* _DIRECTIONS_: Read through the lines below for the string "background" and copy each one that has it.

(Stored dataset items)
__________

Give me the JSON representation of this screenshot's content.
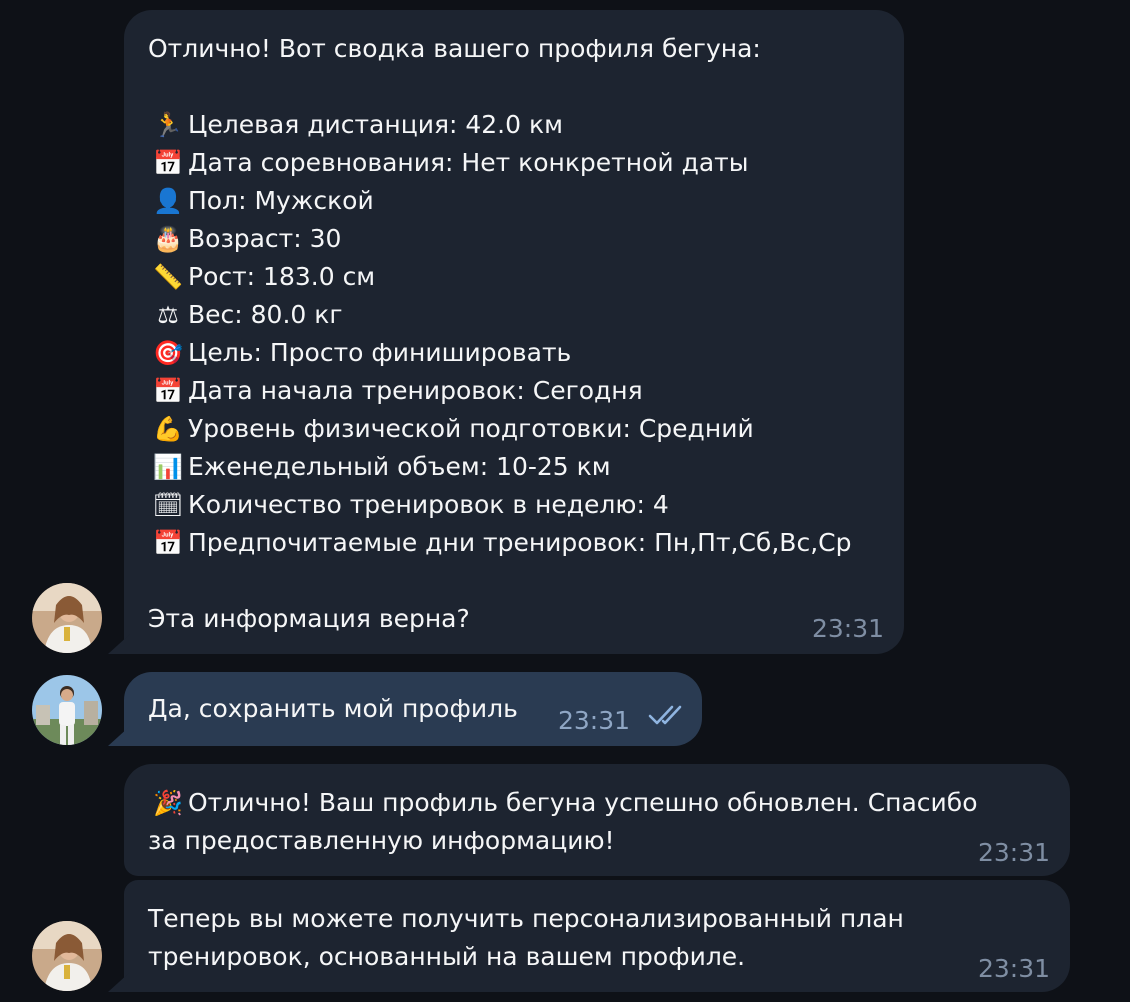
{
  "messages": {
    "profile_summary": {
      "intro": "Отлично! Вот сводка вашего профиля бегуна:",
      "items": [
        {
          "icon": "runner-emoji",
          "glyph": "🏃",
          "text": "Целевая дистанция: 42.0 км"
        },
        {
          "icon": "calendar-emoji",
          "glyph": "📅",
          "text": "Дата соревнования: Нет конкретной даты"
        },
        {
          "icon": "person-emoji",
          "glyph": "👤",
          "text": "Пол: Мужской"
        },
        {
          "icon": "cake-emoji",
          "glyph": "🎂",
          "text": "Возраст: 30"
        },
        {
          "icon": "ruler-emoji",
          "glyph": "📏",
          "text": "Рост: 183.0 см"
        },
        {
          "icon": "scales-emoji",
          "glyph": "⚖",
          "text": "Вес: 80.0 кг"
        },
        {
          "icon": "target-emoji",
          "glyph": "🎯",
          "text": "Цель: Просто финишировать"
        },
        {
          "icon": "calendar-emoji",
          "glyph": "📅",
          "text": "Дата начала тренировок: Сегодня"
        },
        {
          "icon": "muscle-emoji",
          "glyph": "💪",
          "text": "Уровень физической подготовки: Средний"
        },
        {
          "icon": "bar-chart-emoji",
          "glyph": "📊",
          "text": "Еженедельный объем: 10-25 км"
        },
        {
          "icon": "spiral-calendar-emoji",
          "glyph": "🗓",
          "text": "Количество тренировок в неделю: 4"
        },
        {
          "icon": "calendar-emoji",
          "glyph": "📅",
          "text": "Предпочитаемые дни тренировок: Пн,Пт,Сб,Вс,Ср"
        }
      ],
      "question": "Эта информация верна?",
      "time": "23:31"
    },
    "user_reply": {
      "text": "Да, сохранить мой профиль",
      "time": "23:31",
      "status_icon": "double-check-icon"
    },
    "confirmation": {
      "icon": "party-popper-emoji",
      "glyph": "🎉",
      "line1": "Отлично! Ваш профиль бегуна успешно обновлен. Спасибо",
      "line2": "за предоставленную информацию!",
      "time": "23:31"
    },
    "followup": {
      "line1": "Теперь вы можете получить персонализированный план",
      "line2": "тренировок, основанный на вашем профиле.",
      "time": "23:31"
    }
  },
  "colors": {
    "background": "#0e1117",
    "incoming_bubble": "#1d2430",
    "outgoing_bubble": "#2a3b52",
    "text": "#f5f6f7",
    "time_incoming": "#7f8ea3",
    "check": "#8fb4e0"
  }
}
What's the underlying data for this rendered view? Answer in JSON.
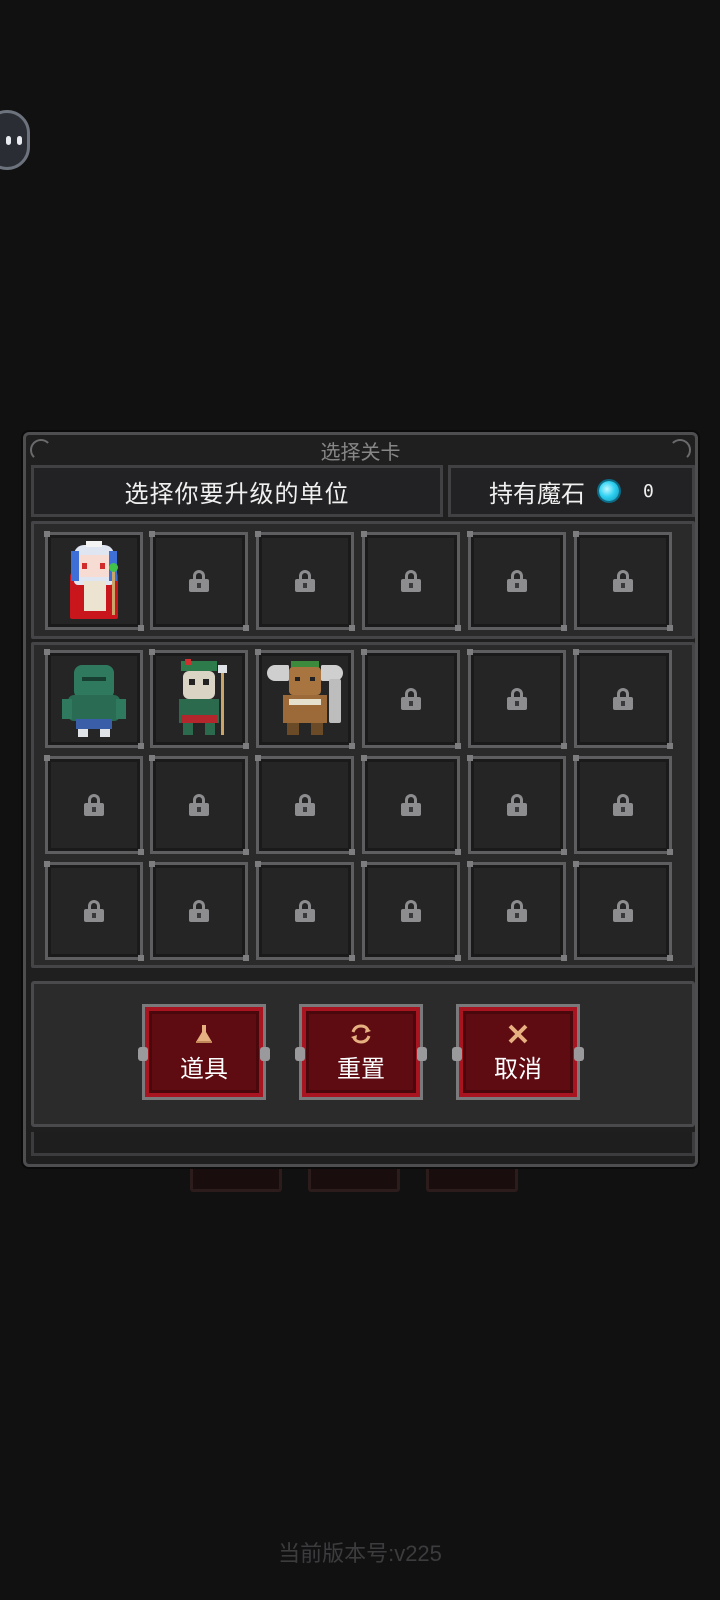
{
  "dialog": {
    "title": "选择关卡",
    "instruction": "选择你要升级的单位",
    "currency_label": "持有魔石",
    "currency_icon": "blue-gem-icon",
    "currency_count": "0"
  },
  "slots": {
    "top_row": [
      "hero-white-haired-mage",
      "locked",
      "locked",
      "locked",
      "locked",
      "locked"
    ],
    "grid_rows": [
      [
        "green-zombie",
        "masked-tribal-warrior",
        "horned-orc-warrior",
        "locked",
        "locked",
        "locked"
      ],
      [
        "locked",
        "locked",
        "locked",
        "locked",
        "locked",
        "locked"
      ],
      [
        "locked",
        "locked",
        "locked",
        "locked",
        "locked",
        "locked"
      ]
    ]
  },
  "actions": {
    "items_label": "道具",
    "reset_label": "重置",
    "cancel_label": "取消"
  },
  "footer": {
    "version": "当前版本号:v225"
  },
  "colors": {
    "background": "#111112",
    "panel": "#2a2a2b",
    "button_red": "#a8141f",
    "gem_blue": "#2fd1f2"
  }
}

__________

* _RESPONSE TO THIS TASK_:
    "background": "#0e1117",
    "background": "#111112",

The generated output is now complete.